Jul 23, 2015
Employer Collaboration on Data is Key to Job Growth
As a champion of the free enterprise system, we at the U.S. Chamber firmly believe that competition drives innovation. Society benefits most when businesses can compete with one another to provide the highest quality product or service to their customers. At the same time, businesses large and small are increasingly having a difficult time finding the skilled workers they need to remain competitive.
To remedy this critical problem for the country, the U.S. Chamber of Commerce Foundation (USCCF) is recommending employers collaborate to improve the flow of talent through better use of data. Up until now, the conversation around the use of data has largely been one-sided, with the focus on education and training providers. However, to close the skills gap, employers have data that can be used in new and innovative ways to improve their hiring practices.
USCCF is exploring an employer-driven approach called talent flow analysis. Talent flow analysis is a four-step process for describing and analyzing the flow of workers in and out of a targeted set of jobs that are most critical for employer competitiveness.
The four steps of Talent Flow Analysis are:
Step 1: Define Targeted Critical Function Jobs
Step 2: Describe Employer-Specific Talent Flows
Step 3: Describe Regional Talent Flows
Step 4: Analyze Opportunities for Improving Talent Flows
Here’s how it works.
Let’s take a growing field like Information Technology (IT). Now, let’s say a group of IT employers—what we call acollaborative— come together and identify “network management” as a critical function and identify “network administrators” as critical employees who carry out that function.
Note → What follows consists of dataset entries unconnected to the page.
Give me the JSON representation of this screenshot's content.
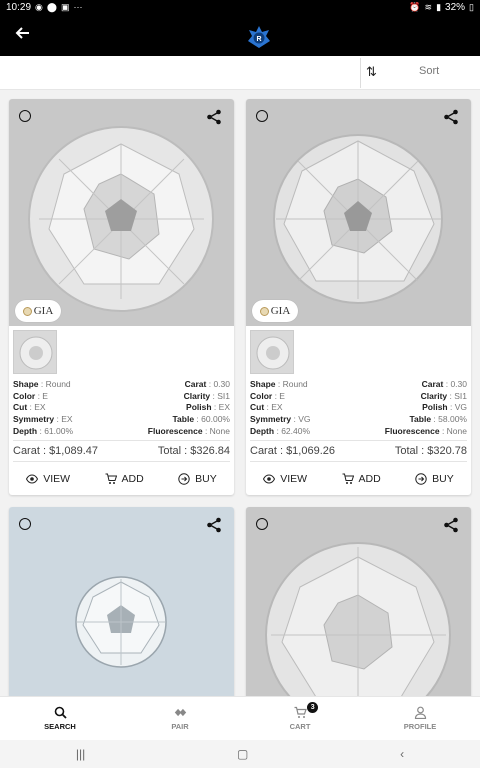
{
  "status": {
    "time": "10:29",
    "battery": "32%",
    "left_icons": [
      "whatsapp-icon",
      "location-icon",
      "gallery-icon",
      "more-icon"
    ],
    "right_icons": [
      "alarm-icon",
      "wifi-icon",
      "signal-icon",
      "battery-icon"
    ]
  },
  "header": {
    "logo_letter": "R"
  },
  "sort": {
    "label": "Sort"
  },
  "cards": [
    {
      "badge": "GIA",
      "shape": "Round",
      "color": "E",
      "cut": "EX",
      "symmetry": "EX",
      "depth": "61.00%",
      "carat": "0.30",
      "clarity": "SI1",
      "polish": "EX",
      "table": "60.00%",
      "fluorescence": "None",
      "price_carat": "Carat : $1,089.47",
      "price_total": "Total : $326.84"
    },
    {
      "badge": "GIA",
      "shape": "Round",
      "color": "E",
      "cut": "EX",
      "symmetry": "VG",
      "depth": "62.40%",
      "carat": "0.30",
      "clarity": "SI1",
      "polish": "VG",
      "table": "58.00%",
      "fluorescence": "None",
      "price_carat": "Carat : $1,069.26",
      "price_total": "Total : $320.78"
    }
  ],
  "labels": {
    "shape": "Shape",
    "color": "Color",
    "cut": "Cut",
    "symmetry": "Symmetry",
    "depth": "Depth",
    "carat": "Carat",
    "clarity": "Clarity",
    "polish": "Polish",
    "table": "Table",
    "fluorescence": "Fluorescence",
    "sep": " : "
  },
  "actions": {
    "view": "VIEW",
    "add": "ADD",
    "buy": "BUY"
  },
  "nav": {
    "search": "SEARCH",
    "pair": "PAIR",
    "cart": "CART",
    "cart_count": "3",
    "profile": "PROFILE",
    "active": "search"
  },
  "system_nav": [
    "recents-icon",
    "home-icon",
    "back-icon"
  ]
}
The collaborative agrees on what skills make a network administrator qualified and decide what the credentialing requirements will be to help ensure the employer that the potential hire has mastered those skills.
The collaborative will then look at their hires for network administrators over the past two years, identifying those hires that have performed well. They may find that on an individual or collective basis, most hires were from a particular certificate program that is offered by several education or training providers.
In addition to escalating recruitment efforts with those providers, the collaborative identifies opportunities for partnership with the education providers to improve capacity and quality of the programs. As a result, this will expand the collaborative’s qualified applicant pool.
The time is right to explore how employers can work together to analyze and improve their talent flows. It is USCCF’s hope that such an approach will be mutually agreed upon and executed by employers, and will result in stronger relationships with education and training providers and improved outcomes for students enrolling in those programs.
The benefits will go a long way.
To learn more, please read USCCF's Analyzing Talent Flow: Identifying Opportunities for Improvement.
ABOUT THE AUTHOR
Jaimie Francis is senior manager of Programs and Operations at the Center for Education and Workforce.